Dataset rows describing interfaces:
■ ■ ■ ■ ■ ■ ■

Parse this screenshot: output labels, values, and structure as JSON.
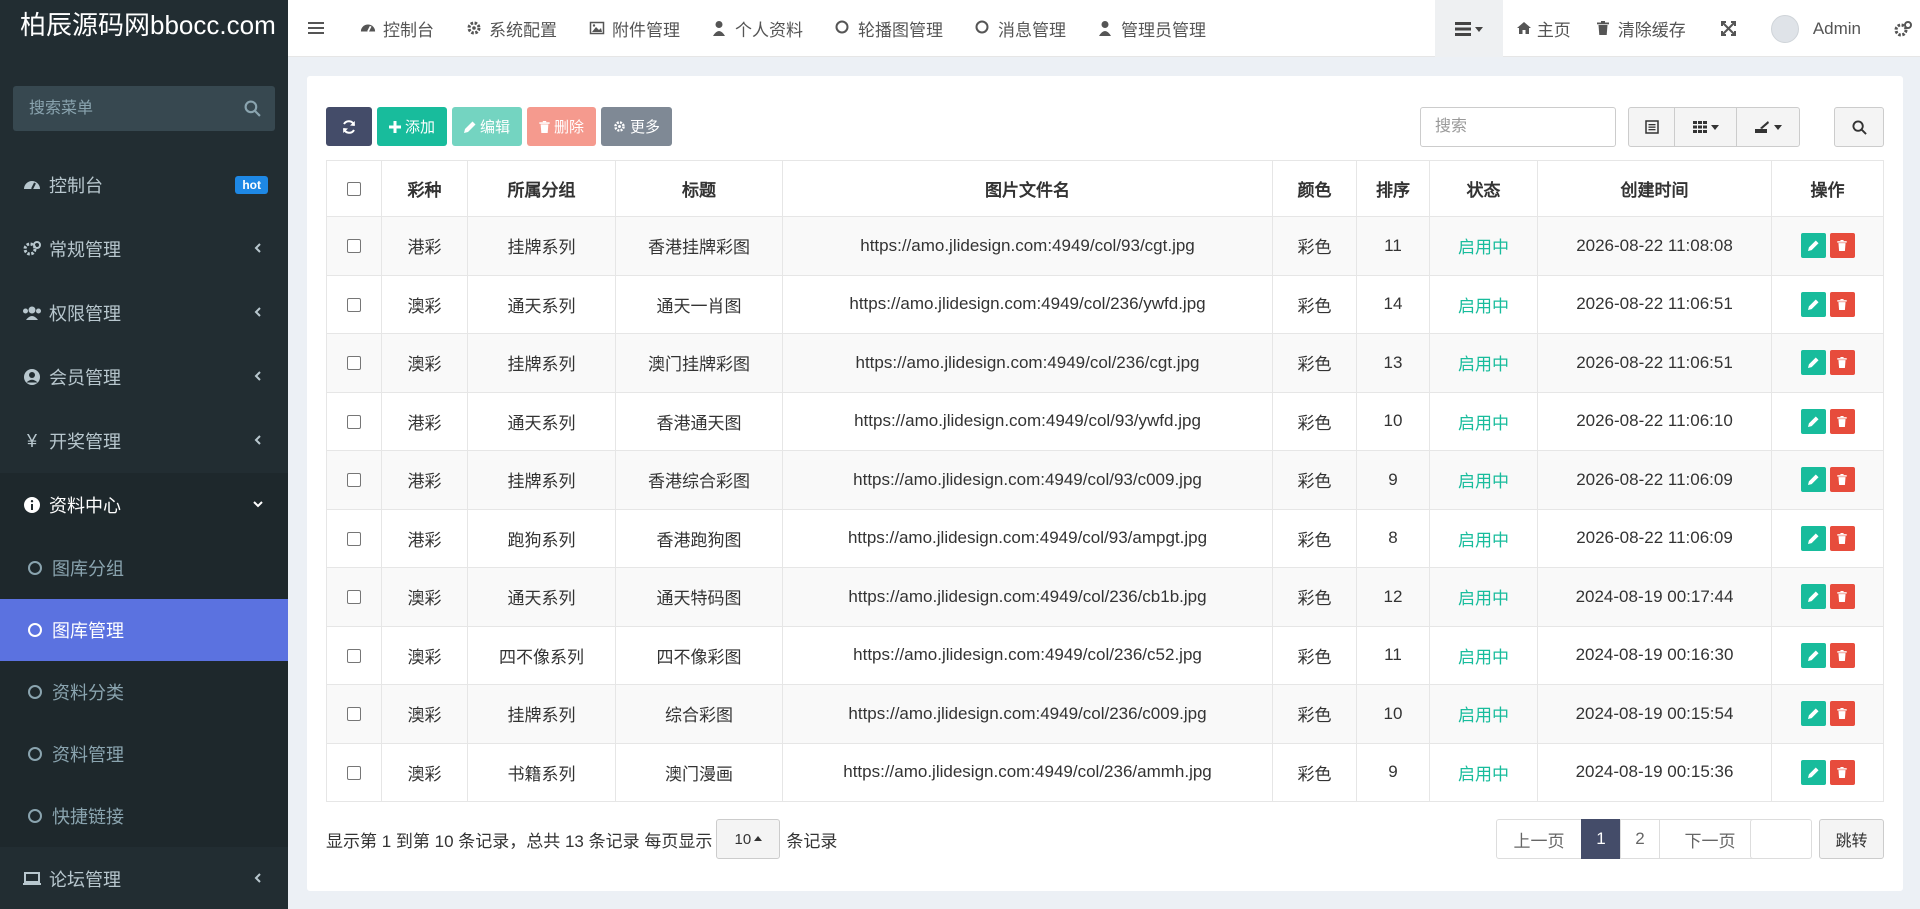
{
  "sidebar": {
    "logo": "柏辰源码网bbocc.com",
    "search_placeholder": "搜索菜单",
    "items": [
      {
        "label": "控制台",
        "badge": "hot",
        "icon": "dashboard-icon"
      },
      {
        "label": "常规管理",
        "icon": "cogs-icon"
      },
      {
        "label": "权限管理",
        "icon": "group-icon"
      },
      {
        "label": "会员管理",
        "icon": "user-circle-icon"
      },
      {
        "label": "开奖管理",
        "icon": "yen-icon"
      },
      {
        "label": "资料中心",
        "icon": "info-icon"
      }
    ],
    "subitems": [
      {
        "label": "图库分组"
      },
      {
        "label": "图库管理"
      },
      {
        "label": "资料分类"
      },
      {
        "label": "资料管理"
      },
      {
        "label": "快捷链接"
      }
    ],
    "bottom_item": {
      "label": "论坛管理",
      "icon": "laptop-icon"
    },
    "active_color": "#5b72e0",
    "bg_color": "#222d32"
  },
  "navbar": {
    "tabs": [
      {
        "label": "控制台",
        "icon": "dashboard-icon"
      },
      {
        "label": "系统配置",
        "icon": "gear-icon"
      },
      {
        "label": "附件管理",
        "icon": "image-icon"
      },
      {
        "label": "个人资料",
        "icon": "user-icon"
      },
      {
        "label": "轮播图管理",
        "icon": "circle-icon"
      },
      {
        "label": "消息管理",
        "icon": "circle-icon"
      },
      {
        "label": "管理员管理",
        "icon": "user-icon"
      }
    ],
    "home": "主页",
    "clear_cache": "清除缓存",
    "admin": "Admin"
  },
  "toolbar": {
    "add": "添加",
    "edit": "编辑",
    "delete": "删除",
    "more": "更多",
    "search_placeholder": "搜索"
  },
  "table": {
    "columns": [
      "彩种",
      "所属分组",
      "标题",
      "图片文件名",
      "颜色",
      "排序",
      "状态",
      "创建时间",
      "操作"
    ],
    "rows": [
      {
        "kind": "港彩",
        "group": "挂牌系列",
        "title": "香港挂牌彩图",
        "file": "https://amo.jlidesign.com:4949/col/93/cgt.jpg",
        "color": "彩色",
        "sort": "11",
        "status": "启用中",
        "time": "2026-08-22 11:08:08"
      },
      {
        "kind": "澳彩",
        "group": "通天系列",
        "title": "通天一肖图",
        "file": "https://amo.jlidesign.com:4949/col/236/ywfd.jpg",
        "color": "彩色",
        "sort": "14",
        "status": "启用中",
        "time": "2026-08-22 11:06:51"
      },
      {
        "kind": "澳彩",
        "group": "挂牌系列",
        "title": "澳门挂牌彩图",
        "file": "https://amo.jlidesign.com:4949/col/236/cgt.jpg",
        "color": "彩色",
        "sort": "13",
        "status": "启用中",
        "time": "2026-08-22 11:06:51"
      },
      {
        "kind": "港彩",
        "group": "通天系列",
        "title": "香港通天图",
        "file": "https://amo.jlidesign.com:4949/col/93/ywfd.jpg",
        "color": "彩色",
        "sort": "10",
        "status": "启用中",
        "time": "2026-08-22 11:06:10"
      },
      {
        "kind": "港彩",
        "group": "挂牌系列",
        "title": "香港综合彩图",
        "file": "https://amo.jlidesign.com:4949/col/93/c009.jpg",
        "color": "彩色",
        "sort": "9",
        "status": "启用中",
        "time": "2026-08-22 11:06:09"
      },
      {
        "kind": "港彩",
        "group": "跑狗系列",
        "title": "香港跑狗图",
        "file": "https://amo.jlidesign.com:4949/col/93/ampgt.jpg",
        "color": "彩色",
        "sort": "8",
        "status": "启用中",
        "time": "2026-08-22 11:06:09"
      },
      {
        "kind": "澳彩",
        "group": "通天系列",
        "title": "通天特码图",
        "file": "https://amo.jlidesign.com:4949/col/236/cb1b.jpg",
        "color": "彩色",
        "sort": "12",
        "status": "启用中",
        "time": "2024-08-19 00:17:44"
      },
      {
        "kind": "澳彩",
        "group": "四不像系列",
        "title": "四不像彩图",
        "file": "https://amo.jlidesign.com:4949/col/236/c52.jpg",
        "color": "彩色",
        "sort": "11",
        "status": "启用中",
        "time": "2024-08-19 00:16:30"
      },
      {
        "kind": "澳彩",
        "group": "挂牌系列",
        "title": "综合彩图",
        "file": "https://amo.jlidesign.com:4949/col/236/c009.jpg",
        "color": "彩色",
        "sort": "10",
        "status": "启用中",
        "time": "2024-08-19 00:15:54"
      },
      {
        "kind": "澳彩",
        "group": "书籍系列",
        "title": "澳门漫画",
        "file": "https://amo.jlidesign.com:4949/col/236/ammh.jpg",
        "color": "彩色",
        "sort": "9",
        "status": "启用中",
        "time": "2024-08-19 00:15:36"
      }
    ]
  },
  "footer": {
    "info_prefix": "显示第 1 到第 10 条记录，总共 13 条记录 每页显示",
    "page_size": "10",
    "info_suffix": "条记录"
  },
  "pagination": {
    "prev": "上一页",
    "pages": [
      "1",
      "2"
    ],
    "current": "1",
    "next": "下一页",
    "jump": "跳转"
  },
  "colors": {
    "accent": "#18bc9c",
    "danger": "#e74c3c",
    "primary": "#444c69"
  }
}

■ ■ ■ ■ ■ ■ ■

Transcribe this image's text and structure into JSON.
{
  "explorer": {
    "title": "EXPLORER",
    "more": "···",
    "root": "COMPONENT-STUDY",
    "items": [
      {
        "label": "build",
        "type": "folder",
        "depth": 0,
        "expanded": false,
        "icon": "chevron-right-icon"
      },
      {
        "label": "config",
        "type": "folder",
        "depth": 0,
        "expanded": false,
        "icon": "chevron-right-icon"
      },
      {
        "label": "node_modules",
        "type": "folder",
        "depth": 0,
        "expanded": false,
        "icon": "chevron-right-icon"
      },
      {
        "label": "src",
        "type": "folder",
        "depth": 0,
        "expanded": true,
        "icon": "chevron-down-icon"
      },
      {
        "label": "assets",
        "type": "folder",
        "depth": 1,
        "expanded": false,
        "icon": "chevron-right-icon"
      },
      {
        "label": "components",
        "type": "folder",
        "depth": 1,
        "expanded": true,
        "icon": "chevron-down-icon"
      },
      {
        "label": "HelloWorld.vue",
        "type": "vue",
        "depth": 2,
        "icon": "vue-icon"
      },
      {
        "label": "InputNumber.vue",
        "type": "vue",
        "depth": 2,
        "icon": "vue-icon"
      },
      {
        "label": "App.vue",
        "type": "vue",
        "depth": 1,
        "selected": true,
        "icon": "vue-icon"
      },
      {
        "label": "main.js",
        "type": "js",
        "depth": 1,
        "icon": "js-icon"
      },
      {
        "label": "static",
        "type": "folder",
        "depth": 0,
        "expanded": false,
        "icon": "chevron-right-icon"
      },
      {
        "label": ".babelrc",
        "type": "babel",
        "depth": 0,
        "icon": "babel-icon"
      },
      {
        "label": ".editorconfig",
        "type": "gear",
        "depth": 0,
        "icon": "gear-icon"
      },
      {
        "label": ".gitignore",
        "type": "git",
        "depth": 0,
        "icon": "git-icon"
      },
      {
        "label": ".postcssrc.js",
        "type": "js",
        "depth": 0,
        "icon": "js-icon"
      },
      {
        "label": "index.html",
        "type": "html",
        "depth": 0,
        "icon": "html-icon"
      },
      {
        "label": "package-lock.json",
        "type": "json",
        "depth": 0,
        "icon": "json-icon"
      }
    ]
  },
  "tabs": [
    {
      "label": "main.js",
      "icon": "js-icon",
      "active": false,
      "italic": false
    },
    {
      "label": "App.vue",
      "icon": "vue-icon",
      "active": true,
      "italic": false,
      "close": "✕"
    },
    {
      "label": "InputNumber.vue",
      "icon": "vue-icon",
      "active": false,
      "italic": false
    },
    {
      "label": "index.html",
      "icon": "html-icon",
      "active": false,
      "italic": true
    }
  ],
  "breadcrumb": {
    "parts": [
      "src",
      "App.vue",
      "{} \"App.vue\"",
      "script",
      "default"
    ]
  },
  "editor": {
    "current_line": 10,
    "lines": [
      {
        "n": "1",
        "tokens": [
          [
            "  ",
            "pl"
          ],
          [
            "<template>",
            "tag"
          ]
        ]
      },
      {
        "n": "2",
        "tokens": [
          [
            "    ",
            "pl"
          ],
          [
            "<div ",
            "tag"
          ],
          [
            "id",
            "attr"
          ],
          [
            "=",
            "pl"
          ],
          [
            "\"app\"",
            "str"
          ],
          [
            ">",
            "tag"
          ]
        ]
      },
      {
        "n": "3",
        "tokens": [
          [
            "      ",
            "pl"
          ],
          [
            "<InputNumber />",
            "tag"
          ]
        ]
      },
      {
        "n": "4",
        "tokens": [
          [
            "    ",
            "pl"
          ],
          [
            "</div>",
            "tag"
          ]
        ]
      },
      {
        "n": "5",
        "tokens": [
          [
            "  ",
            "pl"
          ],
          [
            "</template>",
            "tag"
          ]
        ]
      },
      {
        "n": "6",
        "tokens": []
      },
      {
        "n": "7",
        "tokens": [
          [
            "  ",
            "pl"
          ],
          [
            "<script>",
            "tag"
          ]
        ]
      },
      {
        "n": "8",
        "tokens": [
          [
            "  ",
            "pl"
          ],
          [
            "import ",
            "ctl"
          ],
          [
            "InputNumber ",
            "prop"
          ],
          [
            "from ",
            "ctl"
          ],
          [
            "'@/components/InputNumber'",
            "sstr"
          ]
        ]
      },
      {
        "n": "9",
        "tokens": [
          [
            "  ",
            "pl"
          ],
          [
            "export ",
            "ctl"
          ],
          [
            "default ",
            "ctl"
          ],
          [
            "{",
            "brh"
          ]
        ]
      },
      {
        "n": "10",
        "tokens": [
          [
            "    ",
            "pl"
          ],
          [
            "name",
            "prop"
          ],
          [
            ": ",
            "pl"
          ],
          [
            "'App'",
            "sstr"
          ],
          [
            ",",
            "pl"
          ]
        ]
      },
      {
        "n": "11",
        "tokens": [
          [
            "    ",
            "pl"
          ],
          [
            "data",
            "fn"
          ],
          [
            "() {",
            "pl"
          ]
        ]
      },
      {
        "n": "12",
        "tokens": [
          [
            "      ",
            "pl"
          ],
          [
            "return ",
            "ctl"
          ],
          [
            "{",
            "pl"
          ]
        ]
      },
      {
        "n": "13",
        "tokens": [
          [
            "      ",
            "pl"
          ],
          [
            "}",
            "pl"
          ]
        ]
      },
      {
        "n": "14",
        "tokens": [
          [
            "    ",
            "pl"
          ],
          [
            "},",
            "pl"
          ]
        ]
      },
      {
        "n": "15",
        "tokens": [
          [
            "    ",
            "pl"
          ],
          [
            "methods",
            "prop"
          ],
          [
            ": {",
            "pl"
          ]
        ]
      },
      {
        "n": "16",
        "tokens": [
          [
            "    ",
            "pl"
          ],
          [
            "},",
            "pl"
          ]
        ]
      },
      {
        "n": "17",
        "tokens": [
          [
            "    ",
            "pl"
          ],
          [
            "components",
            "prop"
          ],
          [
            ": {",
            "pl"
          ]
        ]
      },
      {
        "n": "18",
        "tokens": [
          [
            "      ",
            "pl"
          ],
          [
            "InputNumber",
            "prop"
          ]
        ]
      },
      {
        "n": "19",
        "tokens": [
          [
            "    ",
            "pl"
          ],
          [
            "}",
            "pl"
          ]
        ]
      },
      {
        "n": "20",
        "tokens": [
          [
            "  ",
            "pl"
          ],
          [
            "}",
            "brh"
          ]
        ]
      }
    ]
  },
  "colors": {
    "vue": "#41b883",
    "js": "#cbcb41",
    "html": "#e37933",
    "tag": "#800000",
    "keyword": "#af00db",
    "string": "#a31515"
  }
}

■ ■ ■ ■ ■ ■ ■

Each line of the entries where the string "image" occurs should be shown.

▶ WORKED SOLUTION:
        "icon": "image-icon"
Transcribe this image's text and structure into JSON.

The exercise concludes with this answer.